Written By Tim Yeomans
Published on February 14, 2023
Few if any people are hired with the expectation that they will underperform. Most team members have no desire to be labeled with such a moniker, and there are even fewer leaders that wish to spend their time carrying through with punitive steps leading toward termination.
Unmet expectations can derive from many sources, and when all of the parties involved have resigned themselves to their assumptions, there is very little chance that the situation will be satisfactorily improved.
Taking Proactive Steps
One proven answer to this problem is the “5 formative steps” for underperforming team members.
These are five clear steps that a leader can communicate and employ, which can be readily observed, measured, and evaluated. These steps place the onus on the underperforming team member by clearly setting forth what is expected of them moving forward.
The reason these steps are more effective than the leader simply voicing displeasure, is that the team member is given the formula by which they can be successful.
A leader has the responsibility to clearly illustrate to the team member what success looks like and how performance will be measured. While difficult for many leaders to hear, the first and most important parts relating to team member success reside with themselves.
The leader must first be the example of what it means to:
- Show up
In explaining the first expectation, “Show up,” to the team member, specific reference to the expected parameters — around time management, planning, tracking responsibilities, the status of tasks and projects, as well as participating in the workplace with a positive attitude and enthusiasm — must be clearly explained.
As we know, the strongest reinforcer of these expected behaviors and actions is a leader who sets a positive example that can be emulated.
“Produce,” the second expectation, is difficult to measure if left to interpretation. Clear targets with regard to the volume and quality of work are the underpinning for success with this expectation — setting goals, timelines to be met, and so on — are essential to help the team member grow and meet expectations.
Leaders who dig in from time to time and demonstrate how production targets can be achieved are more likely to see positive changes in team member performance.
The third expectation, “Documentation,” involves properly archiving and saving work that can be used for several future purposes. It is a record of the work produced but also serves as a basis and template for future work to be initiated. We all do more when we have a successful plan to follow. Documentation also provides a place for reference and for verification. In the case of the underperforming team member, it will be their repository of information documenting how they are meeting and exceeding expectations.
As a leader, the practice of using email as a tool by which “records of conversations” are sent confirming agreements or shared understandings is a powerful example of how documentation is integral to long-term success.
Fourth is “Delivery.“ It is one thing to engage in the work and even complete a task, it’s something entirely different to make certain that the product is delivered, either internally or externally, in a manner that it will be most effectively utilized. Delivering instills confidence in the receiver that they are receiving what is expected.

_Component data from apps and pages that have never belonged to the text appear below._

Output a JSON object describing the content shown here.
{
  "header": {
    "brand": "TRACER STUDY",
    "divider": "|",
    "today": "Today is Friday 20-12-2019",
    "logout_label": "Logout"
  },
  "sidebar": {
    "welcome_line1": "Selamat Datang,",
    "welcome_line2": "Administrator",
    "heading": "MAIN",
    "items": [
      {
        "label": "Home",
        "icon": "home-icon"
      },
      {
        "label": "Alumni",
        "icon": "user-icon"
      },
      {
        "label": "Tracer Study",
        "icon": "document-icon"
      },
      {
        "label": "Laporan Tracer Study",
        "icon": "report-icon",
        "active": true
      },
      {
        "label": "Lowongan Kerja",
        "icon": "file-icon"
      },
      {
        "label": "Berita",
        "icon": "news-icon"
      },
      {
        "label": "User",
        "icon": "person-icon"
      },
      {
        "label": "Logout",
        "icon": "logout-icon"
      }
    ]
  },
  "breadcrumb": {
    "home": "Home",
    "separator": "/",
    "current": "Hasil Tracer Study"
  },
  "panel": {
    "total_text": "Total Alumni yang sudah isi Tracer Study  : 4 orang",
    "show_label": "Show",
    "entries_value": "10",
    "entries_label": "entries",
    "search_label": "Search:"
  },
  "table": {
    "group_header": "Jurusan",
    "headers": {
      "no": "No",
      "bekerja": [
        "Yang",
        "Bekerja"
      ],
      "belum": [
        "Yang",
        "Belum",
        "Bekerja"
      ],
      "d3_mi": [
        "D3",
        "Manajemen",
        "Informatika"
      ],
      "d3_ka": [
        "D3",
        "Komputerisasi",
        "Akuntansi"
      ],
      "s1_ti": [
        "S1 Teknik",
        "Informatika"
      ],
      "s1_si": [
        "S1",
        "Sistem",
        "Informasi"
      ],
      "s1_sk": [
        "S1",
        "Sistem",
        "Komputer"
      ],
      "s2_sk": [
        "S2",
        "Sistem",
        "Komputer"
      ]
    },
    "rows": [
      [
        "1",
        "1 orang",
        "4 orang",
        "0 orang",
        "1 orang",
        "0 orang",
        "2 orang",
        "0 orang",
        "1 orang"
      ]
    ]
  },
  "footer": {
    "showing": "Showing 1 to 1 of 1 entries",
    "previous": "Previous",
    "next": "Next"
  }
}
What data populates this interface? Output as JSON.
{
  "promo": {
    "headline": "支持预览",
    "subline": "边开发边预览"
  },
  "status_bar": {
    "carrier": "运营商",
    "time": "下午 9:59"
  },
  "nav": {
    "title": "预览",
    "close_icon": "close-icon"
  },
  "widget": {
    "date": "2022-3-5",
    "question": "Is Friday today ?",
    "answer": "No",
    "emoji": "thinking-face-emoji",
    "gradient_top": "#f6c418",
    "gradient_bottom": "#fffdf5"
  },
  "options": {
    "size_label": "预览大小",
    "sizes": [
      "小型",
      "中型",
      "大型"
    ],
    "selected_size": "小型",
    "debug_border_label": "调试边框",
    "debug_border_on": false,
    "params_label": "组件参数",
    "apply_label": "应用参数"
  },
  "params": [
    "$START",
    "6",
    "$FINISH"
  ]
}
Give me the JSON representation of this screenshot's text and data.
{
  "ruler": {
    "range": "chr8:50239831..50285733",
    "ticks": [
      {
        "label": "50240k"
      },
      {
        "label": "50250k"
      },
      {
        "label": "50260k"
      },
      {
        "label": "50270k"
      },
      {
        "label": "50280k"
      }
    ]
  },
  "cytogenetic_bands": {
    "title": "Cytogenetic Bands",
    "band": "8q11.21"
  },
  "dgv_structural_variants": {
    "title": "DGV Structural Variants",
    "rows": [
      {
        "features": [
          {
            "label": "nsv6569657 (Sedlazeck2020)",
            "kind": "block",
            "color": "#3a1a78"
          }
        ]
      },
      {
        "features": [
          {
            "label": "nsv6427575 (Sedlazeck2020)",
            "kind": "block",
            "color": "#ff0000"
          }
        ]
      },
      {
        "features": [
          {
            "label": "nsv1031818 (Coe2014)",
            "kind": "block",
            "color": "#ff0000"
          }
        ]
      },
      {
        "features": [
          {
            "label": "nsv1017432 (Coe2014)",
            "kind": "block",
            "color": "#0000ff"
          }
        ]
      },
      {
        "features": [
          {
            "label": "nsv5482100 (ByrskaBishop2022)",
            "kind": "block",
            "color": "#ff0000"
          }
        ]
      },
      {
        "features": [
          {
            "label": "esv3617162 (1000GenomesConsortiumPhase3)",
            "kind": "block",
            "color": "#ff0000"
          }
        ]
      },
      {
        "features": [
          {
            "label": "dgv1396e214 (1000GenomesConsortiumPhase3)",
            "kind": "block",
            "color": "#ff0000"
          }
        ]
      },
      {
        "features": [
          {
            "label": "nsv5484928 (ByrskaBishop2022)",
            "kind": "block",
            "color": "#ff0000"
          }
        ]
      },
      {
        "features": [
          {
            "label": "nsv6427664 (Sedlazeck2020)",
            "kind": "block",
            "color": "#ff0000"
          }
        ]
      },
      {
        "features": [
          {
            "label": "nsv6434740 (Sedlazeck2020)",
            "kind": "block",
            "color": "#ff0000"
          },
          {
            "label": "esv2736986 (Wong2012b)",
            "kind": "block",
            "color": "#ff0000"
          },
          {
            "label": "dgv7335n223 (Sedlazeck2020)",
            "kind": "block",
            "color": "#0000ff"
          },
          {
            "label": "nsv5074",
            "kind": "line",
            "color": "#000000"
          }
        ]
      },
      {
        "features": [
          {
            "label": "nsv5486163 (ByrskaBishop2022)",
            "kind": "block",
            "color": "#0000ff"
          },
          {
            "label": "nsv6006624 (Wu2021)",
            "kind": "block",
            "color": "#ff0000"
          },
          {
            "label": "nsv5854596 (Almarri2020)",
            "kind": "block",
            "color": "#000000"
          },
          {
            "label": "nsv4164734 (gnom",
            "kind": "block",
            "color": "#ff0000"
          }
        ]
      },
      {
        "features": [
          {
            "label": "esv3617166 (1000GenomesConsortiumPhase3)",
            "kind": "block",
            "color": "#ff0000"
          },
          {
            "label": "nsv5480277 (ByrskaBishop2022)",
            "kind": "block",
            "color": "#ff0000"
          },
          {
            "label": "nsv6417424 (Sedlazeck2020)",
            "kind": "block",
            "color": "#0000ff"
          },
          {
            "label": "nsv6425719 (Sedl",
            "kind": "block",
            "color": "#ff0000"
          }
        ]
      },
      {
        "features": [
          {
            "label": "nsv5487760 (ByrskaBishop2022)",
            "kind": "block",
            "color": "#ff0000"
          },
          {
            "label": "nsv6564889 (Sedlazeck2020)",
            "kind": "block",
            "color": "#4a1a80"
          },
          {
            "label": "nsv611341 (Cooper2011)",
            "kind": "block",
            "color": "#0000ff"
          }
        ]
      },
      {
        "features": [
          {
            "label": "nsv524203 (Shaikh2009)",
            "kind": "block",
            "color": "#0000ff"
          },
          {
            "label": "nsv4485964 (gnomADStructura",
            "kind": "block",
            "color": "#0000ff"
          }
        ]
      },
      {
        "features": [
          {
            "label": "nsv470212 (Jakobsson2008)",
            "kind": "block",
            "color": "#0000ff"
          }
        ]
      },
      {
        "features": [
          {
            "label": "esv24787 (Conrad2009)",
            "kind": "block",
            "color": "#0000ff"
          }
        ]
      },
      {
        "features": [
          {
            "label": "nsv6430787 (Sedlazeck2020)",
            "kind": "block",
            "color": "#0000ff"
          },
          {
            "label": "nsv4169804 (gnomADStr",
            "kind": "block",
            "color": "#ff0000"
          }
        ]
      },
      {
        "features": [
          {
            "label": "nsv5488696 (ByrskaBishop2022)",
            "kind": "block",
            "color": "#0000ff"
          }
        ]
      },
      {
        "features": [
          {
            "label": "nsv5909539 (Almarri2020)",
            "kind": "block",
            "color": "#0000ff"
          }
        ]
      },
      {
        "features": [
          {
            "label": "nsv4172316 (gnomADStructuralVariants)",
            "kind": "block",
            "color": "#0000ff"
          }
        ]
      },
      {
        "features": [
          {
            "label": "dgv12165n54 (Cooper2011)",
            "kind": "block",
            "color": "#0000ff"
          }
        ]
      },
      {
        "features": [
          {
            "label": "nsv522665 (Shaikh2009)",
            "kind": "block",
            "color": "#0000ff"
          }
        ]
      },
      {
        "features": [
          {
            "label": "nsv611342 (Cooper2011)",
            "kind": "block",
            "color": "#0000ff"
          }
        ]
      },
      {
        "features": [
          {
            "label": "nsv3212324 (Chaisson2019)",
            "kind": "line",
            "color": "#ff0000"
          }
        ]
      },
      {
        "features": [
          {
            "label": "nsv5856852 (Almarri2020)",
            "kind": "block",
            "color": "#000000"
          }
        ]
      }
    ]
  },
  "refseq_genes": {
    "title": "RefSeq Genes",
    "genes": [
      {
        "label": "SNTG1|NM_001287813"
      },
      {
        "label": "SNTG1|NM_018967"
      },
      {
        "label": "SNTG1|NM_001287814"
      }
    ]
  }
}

Delivery is often a place where the person producing the outcome sheds the responsibility for its successful use or implementation. A leader models the way by setting the example of seeing projects through to fruition.
The final step that an underperforming team member must master and internalize is the need to “Communicate” as the final act of performance. Communication is not an exercise in self-promotion or aggrandizement on the completion of a project. It is, rather, an act of follow-up and double-checking on the satisfaction of the recipient. It also sends the message of genuine caring and interest in the recipient having success with the product.
Help employees help themselves
When team members are able to understand, internalize, and make actionable steps of “Show up,” “Produce,” “Document,” “Deliver,” and “Communicate,” it is very likely that their work performance will no longer be in question.
And when leaders clearly impart these expectations and support them through instruction and through their own example, the likelihood that the team members they supervise will be unclear about the expectations surrounding their role will be greatly minimized.
Tim, with his extensive background in education and management, is a great part of our Fired Up! team dedicated to inspiring teams and leaders. At Fired Up!, our work is dedicated to harnessing the power of culture to equip leaders, build amazing teams, and align operation practices to engage organizations and drive breakthrough results.